◆ WORK TO BE COMPLETED:
Search the data for the string "Address" and gather each line it is in.

◆ ENTRIES SHOWN:
________________

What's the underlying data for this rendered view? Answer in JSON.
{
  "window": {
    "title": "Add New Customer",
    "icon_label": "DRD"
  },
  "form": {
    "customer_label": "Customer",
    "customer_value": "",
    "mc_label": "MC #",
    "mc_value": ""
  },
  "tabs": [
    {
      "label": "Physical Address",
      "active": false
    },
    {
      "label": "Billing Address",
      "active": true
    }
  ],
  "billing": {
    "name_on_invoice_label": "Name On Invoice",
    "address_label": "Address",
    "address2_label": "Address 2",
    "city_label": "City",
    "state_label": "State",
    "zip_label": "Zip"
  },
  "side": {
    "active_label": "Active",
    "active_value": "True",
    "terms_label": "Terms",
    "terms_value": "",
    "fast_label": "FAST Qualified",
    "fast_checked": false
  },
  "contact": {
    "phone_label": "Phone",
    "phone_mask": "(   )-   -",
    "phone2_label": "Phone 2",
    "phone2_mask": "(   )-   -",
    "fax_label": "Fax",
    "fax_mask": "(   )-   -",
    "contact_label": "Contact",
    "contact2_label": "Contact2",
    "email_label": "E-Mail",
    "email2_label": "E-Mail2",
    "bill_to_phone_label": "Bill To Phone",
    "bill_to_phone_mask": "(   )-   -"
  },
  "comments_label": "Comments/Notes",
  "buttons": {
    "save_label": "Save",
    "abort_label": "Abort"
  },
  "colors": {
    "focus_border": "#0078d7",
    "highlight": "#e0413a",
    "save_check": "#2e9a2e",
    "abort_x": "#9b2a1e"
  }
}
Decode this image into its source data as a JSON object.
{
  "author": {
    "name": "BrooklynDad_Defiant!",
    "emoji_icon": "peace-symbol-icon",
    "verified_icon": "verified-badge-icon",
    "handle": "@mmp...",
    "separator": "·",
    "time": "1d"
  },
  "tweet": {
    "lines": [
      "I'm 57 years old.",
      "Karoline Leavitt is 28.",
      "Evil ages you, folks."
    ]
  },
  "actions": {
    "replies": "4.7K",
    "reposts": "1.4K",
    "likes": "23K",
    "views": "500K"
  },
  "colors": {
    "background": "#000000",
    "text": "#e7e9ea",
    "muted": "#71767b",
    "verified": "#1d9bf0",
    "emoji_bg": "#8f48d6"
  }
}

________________

◆ RESULT OF THE TASK:
      "label": "Physical Address",
      "label": "Billing Address",
    "address_label": "Address",
    "address2_label": "Address 2",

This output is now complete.